|Individual||Free basic or $3 per month premium (billed annually)||Free basic plan for $4.99 per month (billed annually) or $9.99 per month (billed annually)|
|Family||$4 per month for up to 6 users (billed annually)||$7.49 per month (billed annually) or $14.99 per month (billed annually)|
|Teams||$4 per user per month (billed annually) for 5-50 users||$4 per user per month (billed annually) for 5-50 users|
|Business||“Enterprise” plan starts at $6/user/month (billed annually)||$4 per user per month (billed annually) for 5-50 users|
|Enterprise||Custom pricing for specific needs, or $4/user/month otherwise||$4 per user per month (billed annually) for 5-50 users|
There’s a lot to love about both LastPass and Dashlane. From excellent security strategies to numerous pricing tiers for affordable access, these platforms are among the best on the market. However, the ways in which features function does differ between the two. The comparison table below outlines the ways in which primary functions work for both LastPass and Dashlane.

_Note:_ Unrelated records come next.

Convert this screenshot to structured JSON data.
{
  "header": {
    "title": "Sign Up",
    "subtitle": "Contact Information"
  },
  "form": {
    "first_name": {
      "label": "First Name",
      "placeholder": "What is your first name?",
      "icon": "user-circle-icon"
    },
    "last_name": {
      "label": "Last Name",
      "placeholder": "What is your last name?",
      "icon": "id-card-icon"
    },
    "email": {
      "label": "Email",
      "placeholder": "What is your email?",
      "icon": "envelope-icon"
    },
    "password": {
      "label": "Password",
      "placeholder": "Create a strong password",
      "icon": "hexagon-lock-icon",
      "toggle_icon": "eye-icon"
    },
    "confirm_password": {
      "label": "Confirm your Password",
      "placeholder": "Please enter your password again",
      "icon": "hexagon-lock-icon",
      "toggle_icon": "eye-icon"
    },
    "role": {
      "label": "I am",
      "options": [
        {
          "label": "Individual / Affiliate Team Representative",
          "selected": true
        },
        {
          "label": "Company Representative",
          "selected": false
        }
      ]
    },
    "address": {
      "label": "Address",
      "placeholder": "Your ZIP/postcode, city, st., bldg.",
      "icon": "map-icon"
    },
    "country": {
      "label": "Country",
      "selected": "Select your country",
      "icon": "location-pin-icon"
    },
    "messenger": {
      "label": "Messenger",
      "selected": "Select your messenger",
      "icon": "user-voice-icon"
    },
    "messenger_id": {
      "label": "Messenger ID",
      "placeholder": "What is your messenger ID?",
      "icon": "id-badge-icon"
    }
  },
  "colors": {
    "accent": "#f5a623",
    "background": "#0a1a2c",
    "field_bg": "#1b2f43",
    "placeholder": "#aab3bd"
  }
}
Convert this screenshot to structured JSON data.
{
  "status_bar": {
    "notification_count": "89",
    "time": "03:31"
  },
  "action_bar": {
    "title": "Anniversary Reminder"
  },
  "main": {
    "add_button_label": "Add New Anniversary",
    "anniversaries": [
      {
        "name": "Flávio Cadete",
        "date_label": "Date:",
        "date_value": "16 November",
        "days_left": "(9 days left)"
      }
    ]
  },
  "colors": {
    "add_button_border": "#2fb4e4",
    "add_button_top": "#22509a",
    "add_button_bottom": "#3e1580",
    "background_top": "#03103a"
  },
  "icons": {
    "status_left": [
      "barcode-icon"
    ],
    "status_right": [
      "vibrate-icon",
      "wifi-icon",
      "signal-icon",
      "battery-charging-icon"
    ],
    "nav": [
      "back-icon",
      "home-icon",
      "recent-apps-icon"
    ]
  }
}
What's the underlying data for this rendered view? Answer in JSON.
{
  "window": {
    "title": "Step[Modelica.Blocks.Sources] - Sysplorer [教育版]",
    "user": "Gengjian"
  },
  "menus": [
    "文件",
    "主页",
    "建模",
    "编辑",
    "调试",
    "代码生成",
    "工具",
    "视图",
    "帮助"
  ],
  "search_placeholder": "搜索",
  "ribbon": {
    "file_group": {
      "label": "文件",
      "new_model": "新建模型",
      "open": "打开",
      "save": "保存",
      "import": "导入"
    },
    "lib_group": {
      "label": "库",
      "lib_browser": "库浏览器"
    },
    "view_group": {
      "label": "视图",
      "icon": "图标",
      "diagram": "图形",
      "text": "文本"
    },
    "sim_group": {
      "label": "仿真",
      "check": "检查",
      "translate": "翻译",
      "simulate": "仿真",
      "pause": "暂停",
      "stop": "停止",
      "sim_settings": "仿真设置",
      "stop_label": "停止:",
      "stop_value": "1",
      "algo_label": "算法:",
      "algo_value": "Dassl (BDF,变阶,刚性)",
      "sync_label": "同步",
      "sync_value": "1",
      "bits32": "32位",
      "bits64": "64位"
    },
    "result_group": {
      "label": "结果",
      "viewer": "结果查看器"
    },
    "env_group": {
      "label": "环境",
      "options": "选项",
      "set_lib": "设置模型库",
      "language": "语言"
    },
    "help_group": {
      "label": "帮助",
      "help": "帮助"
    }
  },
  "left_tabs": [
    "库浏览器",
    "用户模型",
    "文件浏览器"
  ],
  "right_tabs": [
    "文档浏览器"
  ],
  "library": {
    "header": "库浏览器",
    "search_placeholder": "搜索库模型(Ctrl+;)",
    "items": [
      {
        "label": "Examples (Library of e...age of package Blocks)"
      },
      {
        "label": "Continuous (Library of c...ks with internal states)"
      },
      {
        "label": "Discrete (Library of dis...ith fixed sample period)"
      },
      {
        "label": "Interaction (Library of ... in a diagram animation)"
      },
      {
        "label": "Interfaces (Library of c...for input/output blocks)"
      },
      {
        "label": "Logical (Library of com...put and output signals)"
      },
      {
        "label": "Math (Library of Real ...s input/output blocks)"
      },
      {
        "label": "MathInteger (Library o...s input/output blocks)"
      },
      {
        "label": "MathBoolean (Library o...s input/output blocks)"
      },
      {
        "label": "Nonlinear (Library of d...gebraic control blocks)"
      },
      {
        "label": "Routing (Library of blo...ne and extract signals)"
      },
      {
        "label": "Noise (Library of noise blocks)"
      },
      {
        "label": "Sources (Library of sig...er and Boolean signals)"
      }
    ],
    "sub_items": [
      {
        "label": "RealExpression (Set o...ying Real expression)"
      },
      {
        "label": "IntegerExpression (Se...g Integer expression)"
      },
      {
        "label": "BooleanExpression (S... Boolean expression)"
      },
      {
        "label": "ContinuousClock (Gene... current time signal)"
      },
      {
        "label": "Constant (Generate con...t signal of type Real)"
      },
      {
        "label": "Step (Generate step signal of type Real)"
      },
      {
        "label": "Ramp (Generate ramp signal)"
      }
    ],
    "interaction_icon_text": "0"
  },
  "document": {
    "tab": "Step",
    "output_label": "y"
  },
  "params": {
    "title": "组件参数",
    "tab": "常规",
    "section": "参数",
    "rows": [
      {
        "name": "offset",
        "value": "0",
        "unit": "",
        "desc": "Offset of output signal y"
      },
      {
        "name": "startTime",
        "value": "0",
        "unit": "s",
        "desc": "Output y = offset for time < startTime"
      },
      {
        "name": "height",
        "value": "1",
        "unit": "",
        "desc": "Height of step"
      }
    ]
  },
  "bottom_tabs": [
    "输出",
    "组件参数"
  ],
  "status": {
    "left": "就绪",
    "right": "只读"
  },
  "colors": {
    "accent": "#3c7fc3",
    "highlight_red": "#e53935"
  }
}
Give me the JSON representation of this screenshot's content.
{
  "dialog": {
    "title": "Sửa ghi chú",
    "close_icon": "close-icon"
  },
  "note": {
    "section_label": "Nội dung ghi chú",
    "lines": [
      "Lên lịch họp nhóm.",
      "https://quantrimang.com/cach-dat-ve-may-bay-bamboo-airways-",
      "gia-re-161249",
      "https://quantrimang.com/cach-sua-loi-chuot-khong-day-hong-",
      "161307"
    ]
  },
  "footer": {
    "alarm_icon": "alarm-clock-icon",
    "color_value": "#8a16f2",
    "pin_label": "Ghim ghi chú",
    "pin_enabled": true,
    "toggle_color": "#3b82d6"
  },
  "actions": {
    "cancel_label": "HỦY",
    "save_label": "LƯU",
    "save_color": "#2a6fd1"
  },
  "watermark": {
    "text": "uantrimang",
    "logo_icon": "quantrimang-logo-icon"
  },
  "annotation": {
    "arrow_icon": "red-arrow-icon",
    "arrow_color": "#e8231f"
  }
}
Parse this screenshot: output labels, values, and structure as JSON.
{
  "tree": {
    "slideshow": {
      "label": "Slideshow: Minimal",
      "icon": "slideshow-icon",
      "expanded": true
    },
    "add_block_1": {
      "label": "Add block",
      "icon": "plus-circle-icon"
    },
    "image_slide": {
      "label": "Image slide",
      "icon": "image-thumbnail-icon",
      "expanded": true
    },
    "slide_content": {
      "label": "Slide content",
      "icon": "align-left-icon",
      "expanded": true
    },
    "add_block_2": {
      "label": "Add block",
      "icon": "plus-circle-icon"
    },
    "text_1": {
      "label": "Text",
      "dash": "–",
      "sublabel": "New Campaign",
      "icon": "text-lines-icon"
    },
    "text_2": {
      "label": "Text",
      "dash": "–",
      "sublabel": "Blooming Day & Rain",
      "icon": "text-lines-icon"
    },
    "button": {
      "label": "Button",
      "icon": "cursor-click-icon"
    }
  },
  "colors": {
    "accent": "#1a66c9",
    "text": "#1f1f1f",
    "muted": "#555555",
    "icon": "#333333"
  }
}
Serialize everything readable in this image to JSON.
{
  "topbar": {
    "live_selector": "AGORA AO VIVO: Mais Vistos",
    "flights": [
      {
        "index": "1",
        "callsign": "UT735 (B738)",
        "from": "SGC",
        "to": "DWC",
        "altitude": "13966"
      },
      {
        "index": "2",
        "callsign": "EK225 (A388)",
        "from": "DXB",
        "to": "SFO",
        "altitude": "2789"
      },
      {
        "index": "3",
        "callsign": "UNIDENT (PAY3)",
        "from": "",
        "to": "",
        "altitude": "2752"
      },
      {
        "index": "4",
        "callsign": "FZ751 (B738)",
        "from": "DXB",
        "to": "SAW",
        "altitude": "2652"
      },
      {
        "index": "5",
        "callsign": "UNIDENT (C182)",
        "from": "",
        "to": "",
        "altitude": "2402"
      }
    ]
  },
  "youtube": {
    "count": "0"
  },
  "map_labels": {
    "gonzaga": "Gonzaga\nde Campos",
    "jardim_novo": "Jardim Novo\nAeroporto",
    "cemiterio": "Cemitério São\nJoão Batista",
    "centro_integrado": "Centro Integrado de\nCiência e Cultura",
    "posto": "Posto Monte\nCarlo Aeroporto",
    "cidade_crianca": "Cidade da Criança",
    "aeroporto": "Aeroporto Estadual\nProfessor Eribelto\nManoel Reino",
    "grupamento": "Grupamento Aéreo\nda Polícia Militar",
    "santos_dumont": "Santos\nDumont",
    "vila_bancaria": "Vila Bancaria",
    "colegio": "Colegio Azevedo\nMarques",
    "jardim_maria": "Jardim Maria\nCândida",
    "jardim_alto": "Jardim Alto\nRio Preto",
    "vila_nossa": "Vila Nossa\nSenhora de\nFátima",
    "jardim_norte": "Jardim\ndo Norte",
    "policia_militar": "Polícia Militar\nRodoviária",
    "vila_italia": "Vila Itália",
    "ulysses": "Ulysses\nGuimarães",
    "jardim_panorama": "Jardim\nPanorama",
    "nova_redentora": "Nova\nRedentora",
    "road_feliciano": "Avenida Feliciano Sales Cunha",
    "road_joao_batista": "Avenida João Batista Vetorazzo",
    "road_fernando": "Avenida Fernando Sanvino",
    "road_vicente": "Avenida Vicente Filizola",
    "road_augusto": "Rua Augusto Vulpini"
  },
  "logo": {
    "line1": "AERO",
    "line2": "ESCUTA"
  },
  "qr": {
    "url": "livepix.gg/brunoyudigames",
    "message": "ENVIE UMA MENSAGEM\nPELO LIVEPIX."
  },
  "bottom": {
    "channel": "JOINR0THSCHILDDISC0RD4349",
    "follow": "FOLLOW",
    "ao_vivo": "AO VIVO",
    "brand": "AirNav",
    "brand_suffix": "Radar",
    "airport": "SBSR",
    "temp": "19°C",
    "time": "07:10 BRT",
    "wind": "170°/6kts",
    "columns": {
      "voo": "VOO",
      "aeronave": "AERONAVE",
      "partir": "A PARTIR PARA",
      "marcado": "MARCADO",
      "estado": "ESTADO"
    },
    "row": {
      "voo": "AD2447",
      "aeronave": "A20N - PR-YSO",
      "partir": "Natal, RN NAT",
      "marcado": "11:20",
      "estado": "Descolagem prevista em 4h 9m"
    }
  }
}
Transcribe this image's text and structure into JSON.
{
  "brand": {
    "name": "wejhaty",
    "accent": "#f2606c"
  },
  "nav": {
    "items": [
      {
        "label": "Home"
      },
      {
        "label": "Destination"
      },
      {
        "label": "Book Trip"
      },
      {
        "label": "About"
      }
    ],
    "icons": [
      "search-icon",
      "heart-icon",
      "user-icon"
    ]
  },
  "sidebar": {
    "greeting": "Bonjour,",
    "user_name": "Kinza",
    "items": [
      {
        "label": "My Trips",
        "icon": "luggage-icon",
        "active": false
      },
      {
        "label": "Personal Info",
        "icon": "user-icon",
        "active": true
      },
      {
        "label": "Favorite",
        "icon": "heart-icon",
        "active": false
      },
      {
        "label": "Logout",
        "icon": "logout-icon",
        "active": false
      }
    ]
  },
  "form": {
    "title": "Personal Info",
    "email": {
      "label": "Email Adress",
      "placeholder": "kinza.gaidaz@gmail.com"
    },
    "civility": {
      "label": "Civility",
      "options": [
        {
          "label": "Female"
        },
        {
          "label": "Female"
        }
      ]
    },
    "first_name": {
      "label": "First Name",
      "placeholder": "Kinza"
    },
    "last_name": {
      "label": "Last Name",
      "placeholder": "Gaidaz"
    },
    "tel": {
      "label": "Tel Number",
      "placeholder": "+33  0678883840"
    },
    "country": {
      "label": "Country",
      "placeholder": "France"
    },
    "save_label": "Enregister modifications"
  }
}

|Setting up the vault||Users can import data from other password managers, including browsers.||Dashlane users can import data from both browsers and other brands of password managers.|
|Logging into accounts||For paid models, login information automatically populates on page load. If users have more than one account on a site, they can select an alternative from a drop-down list.||Dashlane provides more flexibility in logging on, as users can choose which, if any, fields they would like to populate. Toggling between accounts is simple using a dropdown feature.|
|Creating new passwords||Users can let the password generator function create new and secure passwords or choose their own passwords.||Passwords can be created using the password generator function, ensuring a unique password for each account. Users can also choose their own passwords.|
|Changing passwords||Users can use the password generator to change their passwords or create their own.||Users can use the password generator to change their passwords or create their own. Dashlane also uses an auto-update feature that allows for automatic password refreshes on more than 250 member sites.|
|Sharing logins||All plans, including the free plan, allow for some form of sharing. Paid plans provide more robust sharing features without limitations.||All plans have password sharing options, with limitations on the free version of Dashlane. Paid options allow sharing without restriction.|
|Recovering your account||Recovering an account can be done with SMS codes, password hints and one-time device-specific passwords.||Users can take advantage of password hits and, in the case of mobile devices, biometric identification. However, if this doesn’t work, a full account reset may be necessary.|
|Advanced security features||LastPass employs sophisticated encryption, multifactor authentication and security checks to protect user data.||Dashlane uses two-factor identification, biometrics on mobile devices and dark web monitoring.|